Fighting windmills: the many interpretations of Don Quixote
Miguel de Cervantes died on April 22, 1616, in Madrid, the same year as William Shakespeare. This anniversary is an opportunity to showcase some rarely seen material from a wide number of collections within the University Library.
This exhibition focuses on Cervantes’ most celebrated character: Don Quixote. The aim is to highlight some of the ways in which this figure has been appropriated by readers, artists and other writers throughout the centuries.
The first section addresses one of Don Quixote’s most distinct features: his ingenuity. The fact that Cervantes decided to characterise his protagonist as ‘ingenioso’ – a term loaded with philosophical and medical senses, but also susceptible to comic interpretations- points towards the multi-layered nature of the book.
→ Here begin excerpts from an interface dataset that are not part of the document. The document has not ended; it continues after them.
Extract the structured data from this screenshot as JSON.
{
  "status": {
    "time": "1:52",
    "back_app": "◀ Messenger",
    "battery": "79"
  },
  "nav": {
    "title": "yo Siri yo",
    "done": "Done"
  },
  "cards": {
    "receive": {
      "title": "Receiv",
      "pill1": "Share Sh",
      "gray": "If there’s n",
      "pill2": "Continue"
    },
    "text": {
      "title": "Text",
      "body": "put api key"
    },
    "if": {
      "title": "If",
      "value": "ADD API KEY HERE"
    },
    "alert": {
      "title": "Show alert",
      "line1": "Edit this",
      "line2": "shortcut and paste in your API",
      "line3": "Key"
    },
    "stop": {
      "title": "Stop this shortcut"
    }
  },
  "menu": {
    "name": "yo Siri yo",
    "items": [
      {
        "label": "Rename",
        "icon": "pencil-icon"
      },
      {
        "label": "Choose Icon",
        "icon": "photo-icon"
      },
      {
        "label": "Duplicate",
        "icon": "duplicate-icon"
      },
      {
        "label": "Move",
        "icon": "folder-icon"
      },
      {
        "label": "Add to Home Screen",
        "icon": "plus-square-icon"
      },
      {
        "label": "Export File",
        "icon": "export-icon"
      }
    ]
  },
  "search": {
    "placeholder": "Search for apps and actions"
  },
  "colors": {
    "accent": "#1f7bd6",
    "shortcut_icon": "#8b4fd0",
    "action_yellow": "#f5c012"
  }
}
After the novel’s publishing success, and as the fame of the character spread, the story sparked the imagination and creativity of writers and artists. In the second and third sections we focus on a selection of examples from England, ranging from printed illustrations to popular songs.
Eventually, the character of Don Quixote took on a life of its own and acquired an ‘iconic’ status, lending himself to varied reinventions, including those intended for a young audience. This is the theme of the fourth and final section, which features a wide range of beautifully illustrated material.
Clara Panozzo (Collections and Academic Liaison, Cambridge University Library)
Dr. Sophie Defrance (Rare Books, Cambridge University Library)
Dr. José Ramón Marcaida (CRASSH, University of Cambridge)